Local elected officials on the SLO County Air Pollution Control District (APCD) board of directors clashed on March 28 over the reappointment of a district hearing board member—the hearing board is in the middle of litigating a APCD nuisance abatement case that aims to curb Oceano Dunes State Vehicular Recreational Area dust emissions.
- File Photo By Steve E. Miller
- ANOTHER DUNES SPAT The SLO County APCD squabbled over the reappointment of former APCD officer Robert Carr to its hearing board on March 28. The hearing board is overseeing a nuisance abatement case against the Oceano Dunes State Vehicular Recreation Area.
After first voting to deny Robert Carr, a former APCD officer, of a reappointment to the hearing board, Pismo Beach Mayor Ed Waage and Paso Robles City Councilman John Hamon reconsidered and narrowly reversed the decision by a 7-4 vote.
"I understand the need for continuity [on the hearing board]," Waage said about his change of position.
A "quasi-judicial" body, the APCD hearing board "decides on matters of conflict between the Air District and industry," according to the APCD's website. It has five members, including an attorney, an engineer, a medical professional, and two public members. Carr has been a public representative on the board since 2006.
In November, the APCD filed a nuisance abatement petition to the hearing board, declaring the dust emissions from the off-road vehicular park a danger to public health. In March, the hearing board rejected a proposed settlement between the APCD and State Parks to reduce dust emissions by 30 percent, calling it not restrictive enough.
At the APCD board of directors' March 28 meeting, where Carr's reappointment was up for consideration, several of the board members who have historically opposed the APCD's push to challenge State Parks on the dust problem took issue with Carr's position not being advertised to the public.

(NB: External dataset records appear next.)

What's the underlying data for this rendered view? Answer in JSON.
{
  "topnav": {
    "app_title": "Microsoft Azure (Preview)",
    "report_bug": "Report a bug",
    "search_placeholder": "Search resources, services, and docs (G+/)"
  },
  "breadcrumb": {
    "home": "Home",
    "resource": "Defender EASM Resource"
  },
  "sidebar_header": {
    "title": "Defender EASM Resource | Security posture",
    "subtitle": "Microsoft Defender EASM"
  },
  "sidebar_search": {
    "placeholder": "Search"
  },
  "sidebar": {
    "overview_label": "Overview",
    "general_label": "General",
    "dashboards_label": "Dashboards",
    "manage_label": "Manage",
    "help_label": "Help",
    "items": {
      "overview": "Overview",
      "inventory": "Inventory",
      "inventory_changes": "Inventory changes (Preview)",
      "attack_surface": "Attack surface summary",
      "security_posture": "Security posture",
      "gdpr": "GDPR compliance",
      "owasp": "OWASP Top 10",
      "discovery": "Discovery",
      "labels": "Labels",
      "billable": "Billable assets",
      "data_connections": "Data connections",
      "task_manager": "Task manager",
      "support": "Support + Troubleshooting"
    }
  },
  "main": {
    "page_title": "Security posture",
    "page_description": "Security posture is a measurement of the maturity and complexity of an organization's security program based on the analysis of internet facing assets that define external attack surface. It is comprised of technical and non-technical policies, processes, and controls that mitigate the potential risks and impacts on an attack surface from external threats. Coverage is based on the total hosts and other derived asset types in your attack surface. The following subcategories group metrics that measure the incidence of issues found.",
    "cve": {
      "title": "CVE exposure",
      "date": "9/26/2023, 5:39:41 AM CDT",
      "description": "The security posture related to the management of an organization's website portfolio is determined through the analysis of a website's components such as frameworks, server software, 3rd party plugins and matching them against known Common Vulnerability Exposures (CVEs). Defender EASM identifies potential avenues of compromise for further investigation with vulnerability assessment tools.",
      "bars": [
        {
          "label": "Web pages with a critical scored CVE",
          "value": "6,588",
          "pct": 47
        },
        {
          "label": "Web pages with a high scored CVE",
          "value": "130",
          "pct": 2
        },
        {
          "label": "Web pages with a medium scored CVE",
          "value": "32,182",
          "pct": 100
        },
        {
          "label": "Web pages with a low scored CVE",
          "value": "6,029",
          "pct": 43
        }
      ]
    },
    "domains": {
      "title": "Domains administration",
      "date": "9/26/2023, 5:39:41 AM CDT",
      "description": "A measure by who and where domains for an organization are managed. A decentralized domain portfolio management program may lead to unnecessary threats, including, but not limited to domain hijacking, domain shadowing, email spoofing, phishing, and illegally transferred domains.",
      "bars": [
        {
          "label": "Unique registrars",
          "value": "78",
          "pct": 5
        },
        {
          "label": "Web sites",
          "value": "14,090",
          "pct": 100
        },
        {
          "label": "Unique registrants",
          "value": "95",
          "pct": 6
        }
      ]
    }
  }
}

APCD policies only require a hearing board vacancy to be posted if an incumbent member resigns or isn't reappointed.
"I can't vote for an appointment on a position that was never opened to the public," said 5th District SLO County Supervisor Debbie Arnold. "It has to do with transparency."
Waage, Hamon, 4th District County Supervisor Lynn Compton, Atascadero City Councilwoman Roberta Fonzi, and Arroyo Grande City Councilwoman Barbara Harmon concurred.
Harmon said she felt Carr was "biased" in favor of the APCD.
"I only learned at the APCD hearing that Mr. Carr spent his entire career as the APCD officer of SLO County," Harmon wrote in an email to New Times. "He is now on the hearing board deciding the merits of a notice of abatement filed by the former APCD officer [Larry Allen] and the agency from which he draws his retirement. In my opinion, he is biased and should have recused himself."
After the 6-5 vote denying the reappointment—which would've resulted in the hearing board continuing the case with four members—2nd District County Supervisor Bruce Gibson implored the board to reconsider its decision.
"This is an outrageous result," Gibson said. "What this board has done is undermine the very substance of what the hearing board is in place to do."
John Headding, a Morro Bay City Council member, voted to support the reappointment and said he felt using it to criticize the APCD's policies on advertising vacancies was inappropriate.
"We have an existing process that is in place, and I believe the current board should adhere to that process," Headding said. "If they're concerned about issues regarding the process, that should be agendized for a future item and then the policy can be changed."
Carr told New Times that the squabble over his reappointment and claims about a bias surprised him.
"I guess my biggest concern is the people on the APCD board have forgotten that our main reason for being there is to protect the public health," Carr said. "I am biased, but I'm just biased toward protecting public health. That's what the hearing board's job is." Δ